HIGH POINT, N.C., July 14, 2016 – Dr. Cara Kozma, assistant professor of English at High Point University, was selected as a 2016-2017 Engaged Faculty Scholar by North Carolina Campus Compact.
During the upcoming school year, Kozma will lead a research project on campus-community engagement at HPU and serve as a consultant to another campus in the N.C. Campus Compact network on academic service learning.
“Faculty who have a track-record of successful service learning and community-based scholarship make great ambassadors for engaged teaching and learning,” says Leslie Garvin, executive director of North Carolina Campus Compact. “Our intent is to provide support for Dr. Kozma to further her own projects, while we leverage her expertise and enthusiasm to strengthen the network.”
At HPU, Kozma teaches a variety of service learning courses that connect what students are learning in the classroom with meaningful service to local organizations. One of these is the Community Writing Center she co-directs with Dr. Charmaine Cadeau that engages local children in reading and writing projects. In the spring, Kozma’s students partnered with residents of High Point’s Washington Street neighborhood to produce stories about their lives, which were collected in a book published at the end of the semester. She also offers training and development for other faculty as assistant director of HPU’s service learning program.
As an Engaged Faculty Scholar, Kozma will research the impact of service learning on students from different socioeconomic backgrounds. Prior studies have shown that service learning classes often make students more tolerant and less prone to stereotyping, but little research has focused on how socioeconomic backgrounds affect the learning of individual students.

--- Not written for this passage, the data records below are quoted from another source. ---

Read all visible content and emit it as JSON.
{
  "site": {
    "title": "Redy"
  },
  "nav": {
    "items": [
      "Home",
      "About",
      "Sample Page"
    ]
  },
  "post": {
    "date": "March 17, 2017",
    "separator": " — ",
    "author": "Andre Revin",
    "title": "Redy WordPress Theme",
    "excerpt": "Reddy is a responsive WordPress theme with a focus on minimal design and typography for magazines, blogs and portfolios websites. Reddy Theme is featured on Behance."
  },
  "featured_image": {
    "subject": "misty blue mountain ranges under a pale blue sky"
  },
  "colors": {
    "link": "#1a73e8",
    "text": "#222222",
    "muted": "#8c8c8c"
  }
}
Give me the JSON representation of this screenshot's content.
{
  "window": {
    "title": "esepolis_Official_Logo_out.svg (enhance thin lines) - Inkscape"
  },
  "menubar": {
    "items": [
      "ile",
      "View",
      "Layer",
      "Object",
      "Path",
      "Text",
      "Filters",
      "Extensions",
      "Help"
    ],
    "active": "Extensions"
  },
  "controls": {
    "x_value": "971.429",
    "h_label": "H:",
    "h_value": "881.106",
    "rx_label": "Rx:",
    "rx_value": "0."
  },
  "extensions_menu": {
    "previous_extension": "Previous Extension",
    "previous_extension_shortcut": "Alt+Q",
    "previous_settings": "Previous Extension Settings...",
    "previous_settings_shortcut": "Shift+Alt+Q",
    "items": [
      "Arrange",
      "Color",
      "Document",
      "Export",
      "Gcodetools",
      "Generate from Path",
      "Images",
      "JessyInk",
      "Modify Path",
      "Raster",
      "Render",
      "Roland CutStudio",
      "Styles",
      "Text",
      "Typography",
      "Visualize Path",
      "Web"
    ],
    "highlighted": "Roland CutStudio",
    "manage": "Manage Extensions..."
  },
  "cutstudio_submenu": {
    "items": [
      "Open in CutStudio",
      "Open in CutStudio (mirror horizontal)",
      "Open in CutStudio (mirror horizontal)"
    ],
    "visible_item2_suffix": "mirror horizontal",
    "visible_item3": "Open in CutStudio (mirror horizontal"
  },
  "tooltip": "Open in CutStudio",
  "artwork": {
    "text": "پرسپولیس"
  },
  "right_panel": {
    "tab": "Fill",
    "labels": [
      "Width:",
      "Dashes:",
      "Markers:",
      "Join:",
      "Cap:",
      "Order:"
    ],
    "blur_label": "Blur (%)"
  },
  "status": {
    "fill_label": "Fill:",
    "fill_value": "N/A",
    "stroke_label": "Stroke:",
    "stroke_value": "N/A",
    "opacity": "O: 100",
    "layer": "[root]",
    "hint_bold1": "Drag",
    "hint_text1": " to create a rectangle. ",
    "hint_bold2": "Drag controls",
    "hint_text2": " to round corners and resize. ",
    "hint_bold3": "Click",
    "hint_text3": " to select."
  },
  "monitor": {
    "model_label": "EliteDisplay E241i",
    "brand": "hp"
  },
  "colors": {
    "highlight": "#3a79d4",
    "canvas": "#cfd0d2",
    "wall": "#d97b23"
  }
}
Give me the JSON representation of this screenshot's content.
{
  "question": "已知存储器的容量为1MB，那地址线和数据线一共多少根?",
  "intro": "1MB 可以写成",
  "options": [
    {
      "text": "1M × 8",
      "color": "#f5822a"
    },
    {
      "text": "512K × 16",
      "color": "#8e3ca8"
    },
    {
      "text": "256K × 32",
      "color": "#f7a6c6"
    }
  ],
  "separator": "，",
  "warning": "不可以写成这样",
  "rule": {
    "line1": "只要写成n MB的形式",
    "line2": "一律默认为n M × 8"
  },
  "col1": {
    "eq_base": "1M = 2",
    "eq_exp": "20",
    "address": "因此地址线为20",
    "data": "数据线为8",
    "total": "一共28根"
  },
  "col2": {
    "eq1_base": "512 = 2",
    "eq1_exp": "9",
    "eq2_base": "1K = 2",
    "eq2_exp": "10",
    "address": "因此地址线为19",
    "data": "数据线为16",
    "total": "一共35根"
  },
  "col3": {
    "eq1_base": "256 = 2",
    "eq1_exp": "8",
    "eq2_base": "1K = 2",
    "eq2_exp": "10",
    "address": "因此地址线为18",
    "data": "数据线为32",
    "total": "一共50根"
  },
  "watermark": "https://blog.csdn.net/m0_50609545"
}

“I am honored to be selected as an Engaged Faculty Scholar,” says Kozma. “This opportunity allows me to pursue a research project that can improve the quality of service learning at HPU. If we can better understand how service learning affects students from different socioeconomic backgrounds, we can design service learning courses that will have the most impact for students on our campus.”
The Rev. Dr. Joe Blosser, Robert G. Culp Jr. director of service learning at HPU, says the experience Kozma has gained from being “on the ground floor” of HPU’s service learning program development will make her “a huge asset to campuses that are just beginning the work toward institutionalization of service learning.”
Dr. Bryan Vescio, professor and chair of HPU’s English department, says that in addition to her teaching, she has published numerous scholarly articles on the topic, has helped expand the number of service learning courses offered at HPU, and has developed procedures to ensure that the courses continue to have an impact on students and the community.
“The project Dr. Kozma has proposed will certainly help to improve the service learning experiences of students on our campus,” says Vescio. “It’s innovative because its focus is different than most existing research in this area. The results should help identify ways of enhancing the ‘learning’ part of service learning on our campus and at other institutions as well.”
North Carolina Campus Compact’s Engaged Faculty Scholars receive a stipend of $1,500, travel reimbursement for consultation visits to the partner institution, and a professional development budget. The scholar’s institution is encouraged to provide a match of cash, course release, or other resources and recognition. The scholars present their projects at the network’s annual PACE Conference and other venues.